[WHAT TO WORK ON] In the entries below, some lines contain "data"; work out how many and answer with the figure only.

BEGIN THE INPUT

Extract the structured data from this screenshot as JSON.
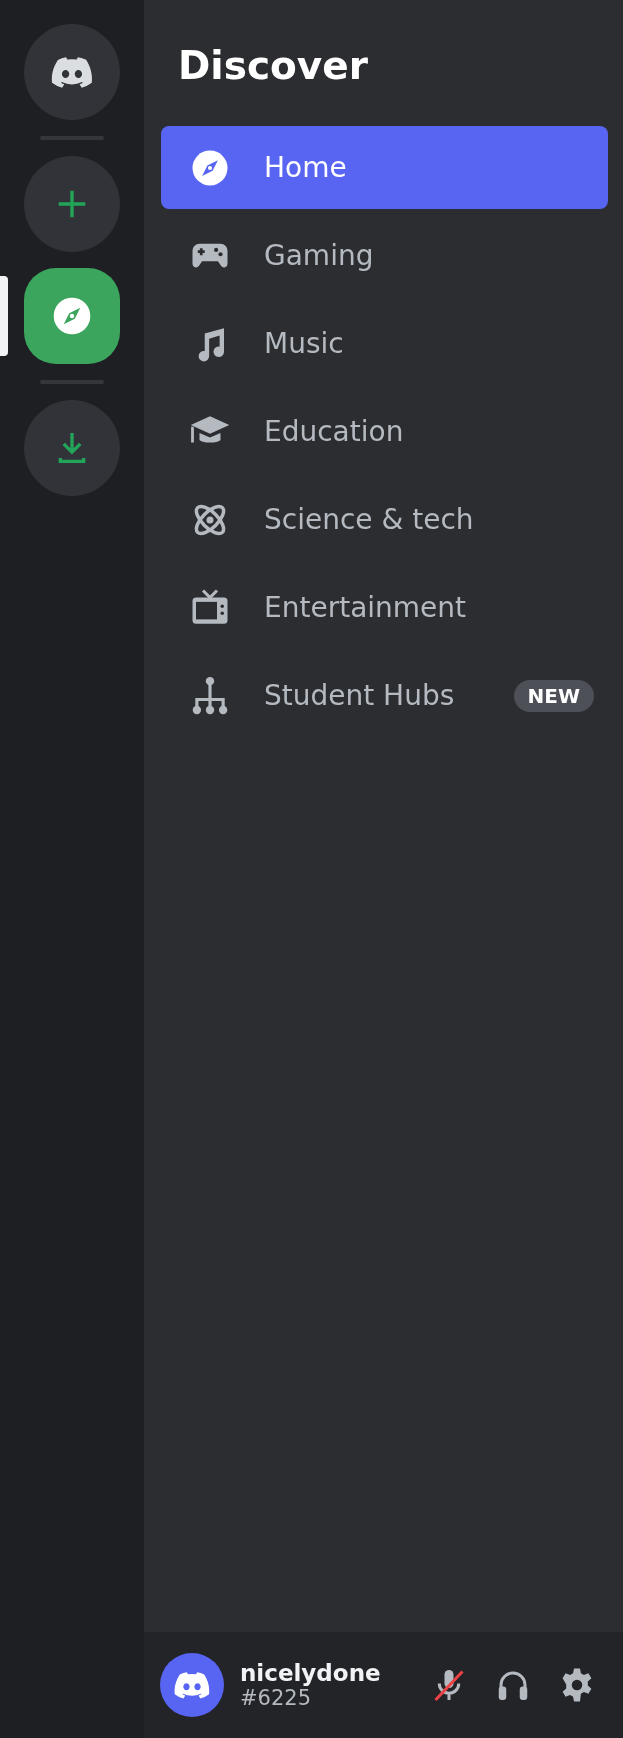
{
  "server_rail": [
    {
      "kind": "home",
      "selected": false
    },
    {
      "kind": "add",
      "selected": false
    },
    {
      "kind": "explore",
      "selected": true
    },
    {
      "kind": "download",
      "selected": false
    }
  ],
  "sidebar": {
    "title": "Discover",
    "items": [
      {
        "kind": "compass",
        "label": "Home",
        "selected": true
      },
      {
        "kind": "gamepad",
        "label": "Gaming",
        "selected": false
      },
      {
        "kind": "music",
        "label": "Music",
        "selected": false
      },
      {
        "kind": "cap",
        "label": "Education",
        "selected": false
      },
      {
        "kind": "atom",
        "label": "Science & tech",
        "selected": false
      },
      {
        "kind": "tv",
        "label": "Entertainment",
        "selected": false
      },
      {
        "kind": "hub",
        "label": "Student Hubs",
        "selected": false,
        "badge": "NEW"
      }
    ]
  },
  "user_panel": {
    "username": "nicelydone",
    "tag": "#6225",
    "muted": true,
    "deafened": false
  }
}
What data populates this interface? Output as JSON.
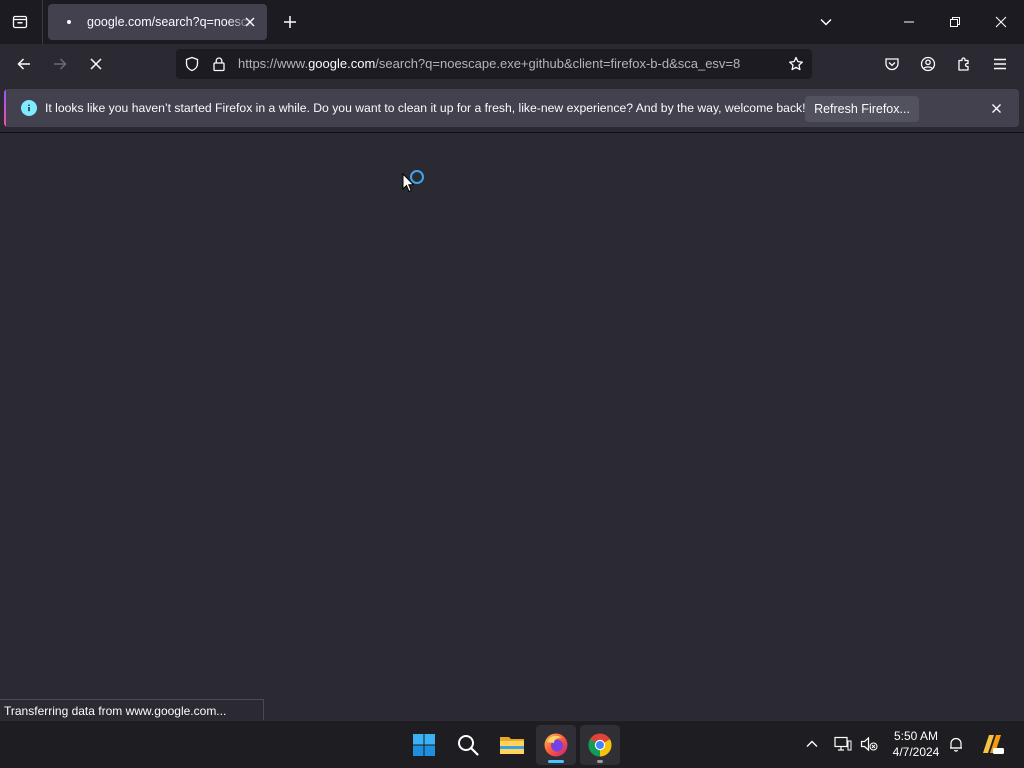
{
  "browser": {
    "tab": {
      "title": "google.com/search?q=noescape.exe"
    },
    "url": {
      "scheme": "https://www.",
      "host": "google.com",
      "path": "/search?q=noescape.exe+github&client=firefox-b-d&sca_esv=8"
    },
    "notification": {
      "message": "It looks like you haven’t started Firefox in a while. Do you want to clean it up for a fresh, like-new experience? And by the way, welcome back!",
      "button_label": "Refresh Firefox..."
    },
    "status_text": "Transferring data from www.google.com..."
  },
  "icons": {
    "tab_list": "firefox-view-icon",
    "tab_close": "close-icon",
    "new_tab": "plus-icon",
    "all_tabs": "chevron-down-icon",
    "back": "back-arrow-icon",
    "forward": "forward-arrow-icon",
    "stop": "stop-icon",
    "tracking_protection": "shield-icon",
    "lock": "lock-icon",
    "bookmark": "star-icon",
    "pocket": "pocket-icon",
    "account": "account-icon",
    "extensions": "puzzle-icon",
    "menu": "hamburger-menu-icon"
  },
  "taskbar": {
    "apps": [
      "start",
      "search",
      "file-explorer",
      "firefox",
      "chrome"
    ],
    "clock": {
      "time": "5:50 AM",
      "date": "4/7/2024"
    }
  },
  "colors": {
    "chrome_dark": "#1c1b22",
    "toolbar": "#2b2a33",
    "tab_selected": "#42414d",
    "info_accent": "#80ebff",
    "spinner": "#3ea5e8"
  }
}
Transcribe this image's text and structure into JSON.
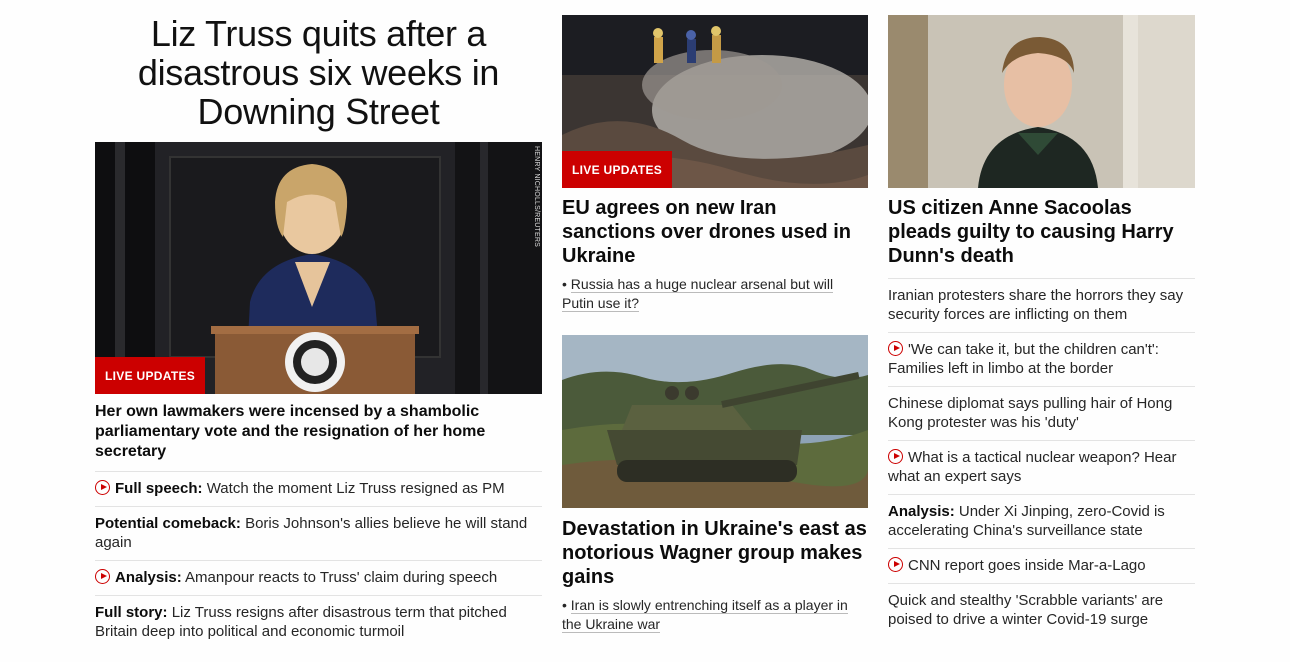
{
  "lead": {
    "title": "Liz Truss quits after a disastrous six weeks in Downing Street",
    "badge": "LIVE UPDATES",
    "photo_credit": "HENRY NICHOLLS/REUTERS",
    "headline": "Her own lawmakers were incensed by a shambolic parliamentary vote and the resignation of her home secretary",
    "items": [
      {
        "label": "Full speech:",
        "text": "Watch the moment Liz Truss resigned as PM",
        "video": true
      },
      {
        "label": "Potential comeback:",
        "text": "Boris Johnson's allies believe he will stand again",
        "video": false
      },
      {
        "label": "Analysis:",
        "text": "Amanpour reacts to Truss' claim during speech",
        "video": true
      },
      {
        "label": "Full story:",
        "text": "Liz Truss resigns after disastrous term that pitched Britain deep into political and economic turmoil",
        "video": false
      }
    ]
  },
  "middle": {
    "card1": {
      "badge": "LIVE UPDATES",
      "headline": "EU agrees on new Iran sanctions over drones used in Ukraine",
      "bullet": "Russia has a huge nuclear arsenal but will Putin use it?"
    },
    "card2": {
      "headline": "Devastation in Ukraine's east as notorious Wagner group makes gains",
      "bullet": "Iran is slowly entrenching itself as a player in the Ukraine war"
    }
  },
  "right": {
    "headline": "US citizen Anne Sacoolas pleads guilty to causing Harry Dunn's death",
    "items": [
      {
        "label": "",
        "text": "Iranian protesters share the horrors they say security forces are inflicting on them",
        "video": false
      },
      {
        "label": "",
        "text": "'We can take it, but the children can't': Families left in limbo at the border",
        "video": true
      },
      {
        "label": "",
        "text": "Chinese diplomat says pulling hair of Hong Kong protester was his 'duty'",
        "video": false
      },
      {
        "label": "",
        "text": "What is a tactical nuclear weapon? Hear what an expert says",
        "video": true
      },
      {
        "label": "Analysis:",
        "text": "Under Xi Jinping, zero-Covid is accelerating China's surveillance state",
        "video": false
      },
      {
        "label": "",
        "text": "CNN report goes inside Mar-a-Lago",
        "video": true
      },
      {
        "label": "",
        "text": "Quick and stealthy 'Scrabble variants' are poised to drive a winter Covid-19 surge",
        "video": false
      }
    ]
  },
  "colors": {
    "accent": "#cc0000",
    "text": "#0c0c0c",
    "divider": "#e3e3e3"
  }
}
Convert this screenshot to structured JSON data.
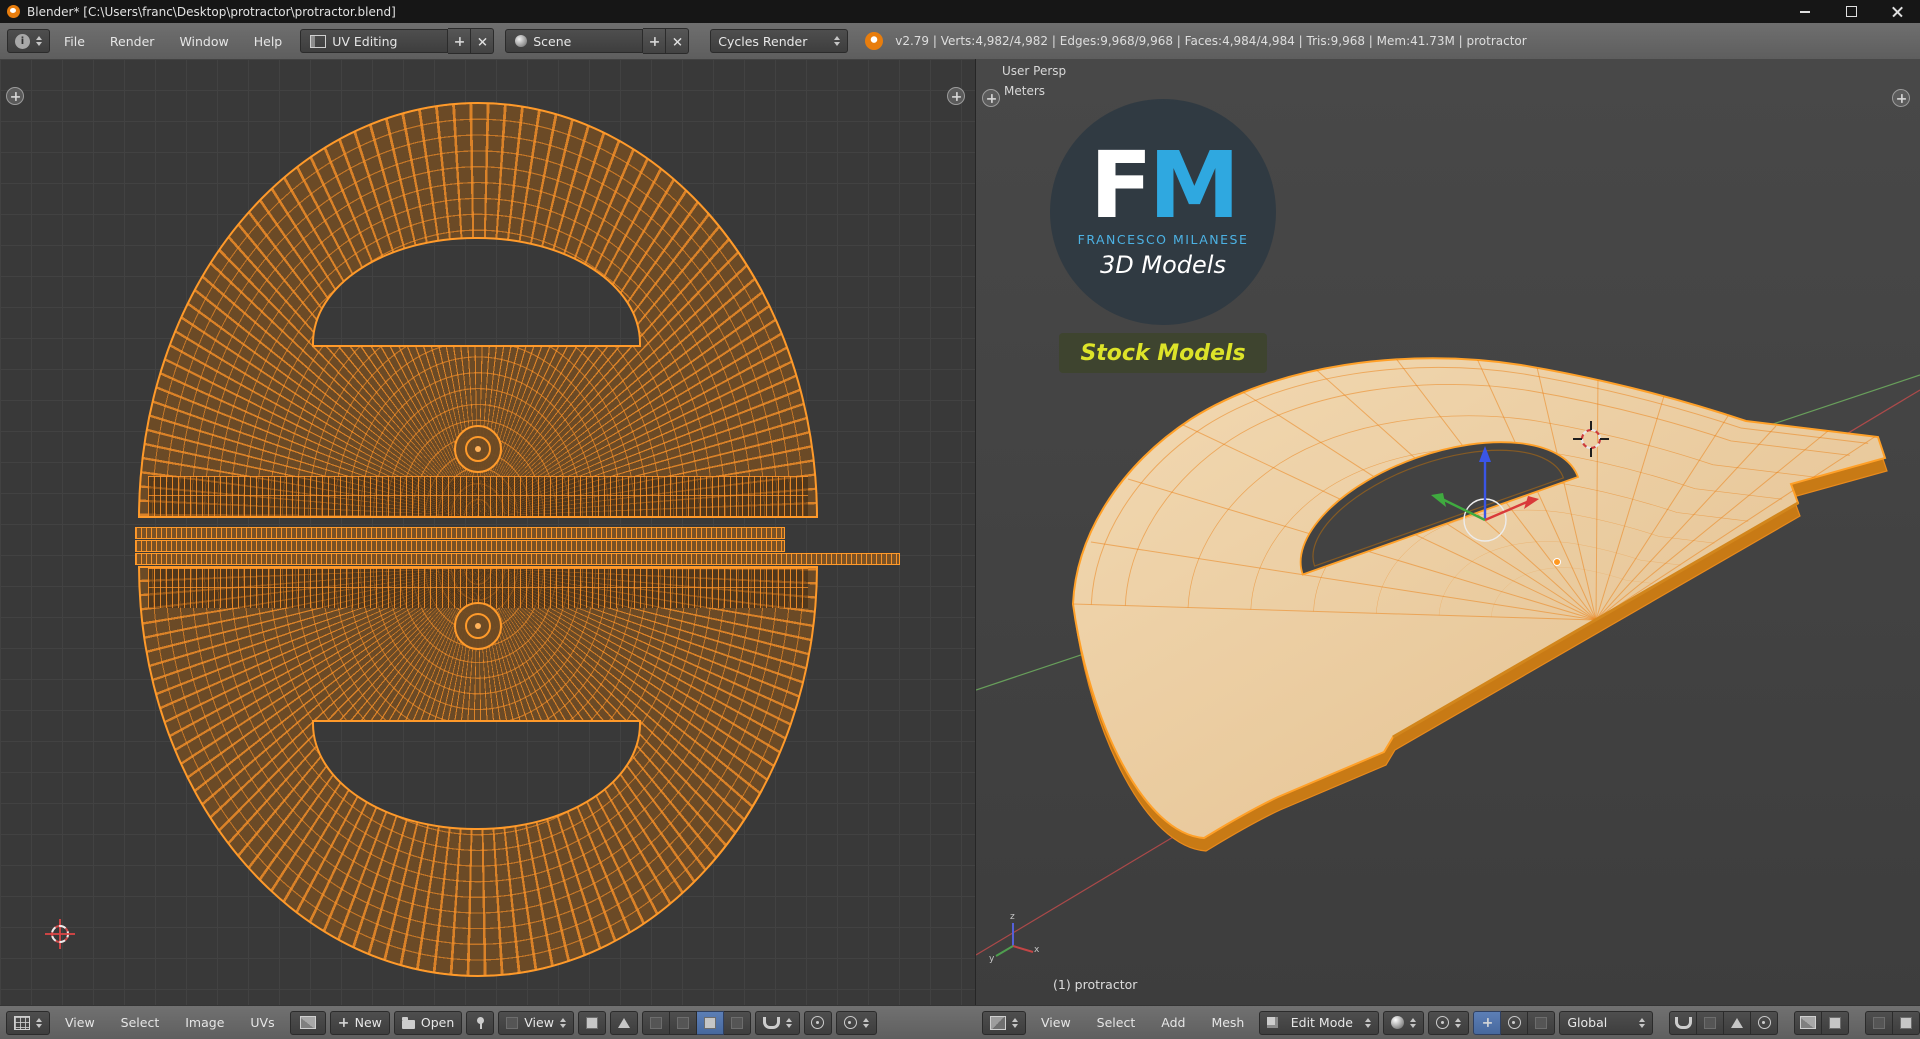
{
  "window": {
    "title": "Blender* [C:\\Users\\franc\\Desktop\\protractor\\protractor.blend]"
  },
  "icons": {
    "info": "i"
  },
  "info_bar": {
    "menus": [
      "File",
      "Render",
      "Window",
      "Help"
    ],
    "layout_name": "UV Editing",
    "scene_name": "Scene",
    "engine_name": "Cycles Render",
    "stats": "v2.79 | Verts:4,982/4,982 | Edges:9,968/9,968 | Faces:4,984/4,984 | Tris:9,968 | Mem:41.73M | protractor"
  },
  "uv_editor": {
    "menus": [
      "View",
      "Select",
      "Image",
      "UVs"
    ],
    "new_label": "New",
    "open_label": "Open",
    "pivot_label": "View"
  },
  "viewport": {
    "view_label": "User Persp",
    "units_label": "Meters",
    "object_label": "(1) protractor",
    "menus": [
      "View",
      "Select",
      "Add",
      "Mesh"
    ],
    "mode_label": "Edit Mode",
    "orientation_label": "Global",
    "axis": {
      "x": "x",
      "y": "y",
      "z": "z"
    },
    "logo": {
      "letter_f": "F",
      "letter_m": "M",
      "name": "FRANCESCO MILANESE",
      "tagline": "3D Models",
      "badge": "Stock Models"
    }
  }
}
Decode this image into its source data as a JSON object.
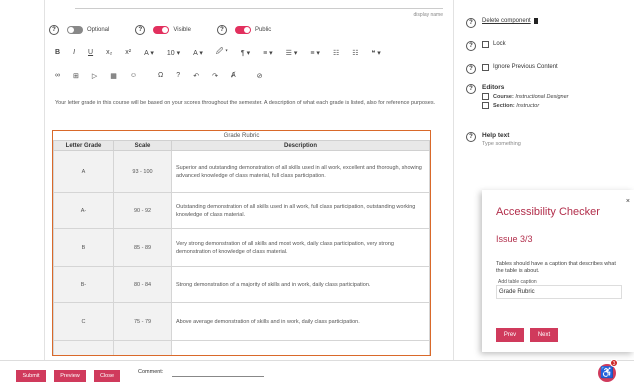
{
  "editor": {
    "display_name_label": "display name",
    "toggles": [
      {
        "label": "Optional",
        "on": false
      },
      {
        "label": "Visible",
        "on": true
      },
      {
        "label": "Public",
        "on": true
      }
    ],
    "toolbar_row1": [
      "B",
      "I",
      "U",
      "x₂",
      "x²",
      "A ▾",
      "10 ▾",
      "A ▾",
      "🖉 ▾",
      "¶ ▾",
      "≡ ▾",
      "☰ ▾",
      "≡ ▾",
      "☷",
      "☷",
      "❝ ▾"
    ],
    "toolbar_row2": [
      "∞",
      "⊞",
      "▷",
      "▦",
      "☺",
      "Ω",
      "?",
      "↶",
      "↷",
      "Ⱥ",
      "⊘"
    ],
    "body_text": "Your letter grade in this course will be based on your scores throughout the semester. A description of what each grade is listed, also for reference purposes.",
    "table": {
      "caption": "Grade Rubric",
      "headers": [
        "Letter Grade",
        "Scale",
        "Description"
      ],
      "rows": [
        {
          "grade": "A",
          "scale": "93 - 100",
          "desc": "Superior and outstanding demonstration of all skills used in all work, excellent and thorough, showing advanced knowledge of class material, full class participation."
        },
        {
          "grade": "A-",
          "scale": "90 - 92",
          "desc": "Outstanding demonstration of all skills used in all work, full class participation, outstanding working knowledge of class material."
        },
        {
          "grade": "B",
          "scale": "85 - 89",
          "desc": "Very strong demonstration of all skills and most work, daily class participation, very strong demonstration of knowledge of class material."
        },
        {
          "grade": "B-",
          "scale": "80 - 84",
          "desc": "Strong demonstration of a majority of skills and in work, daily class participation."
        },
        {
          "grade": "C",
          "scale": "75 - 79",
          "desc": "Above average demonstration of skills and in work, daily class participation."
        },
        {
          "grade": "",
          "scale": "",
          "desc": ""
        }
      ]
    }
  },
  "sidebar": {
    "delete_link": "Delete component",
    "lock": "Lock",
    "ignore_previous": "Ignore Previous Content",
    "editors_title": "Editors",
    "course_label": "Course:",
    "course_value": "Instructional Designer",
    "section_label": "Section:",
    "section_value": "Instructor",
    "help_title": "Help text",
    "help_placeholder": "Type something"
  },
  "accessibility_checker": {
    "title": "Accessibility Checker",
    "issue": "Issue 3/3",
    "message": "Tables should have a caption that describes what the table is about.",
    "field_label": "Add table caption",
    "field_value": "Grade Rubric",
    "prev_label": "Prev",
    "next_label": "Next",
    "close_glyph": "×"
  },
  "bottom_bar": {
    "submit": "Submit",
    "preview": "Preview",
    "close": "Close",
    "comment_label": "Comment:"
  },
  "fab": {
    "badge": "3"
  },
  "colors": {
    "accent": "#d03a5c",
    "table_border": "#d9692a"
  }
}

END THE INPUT

[EXERCISE RESPONSE] 5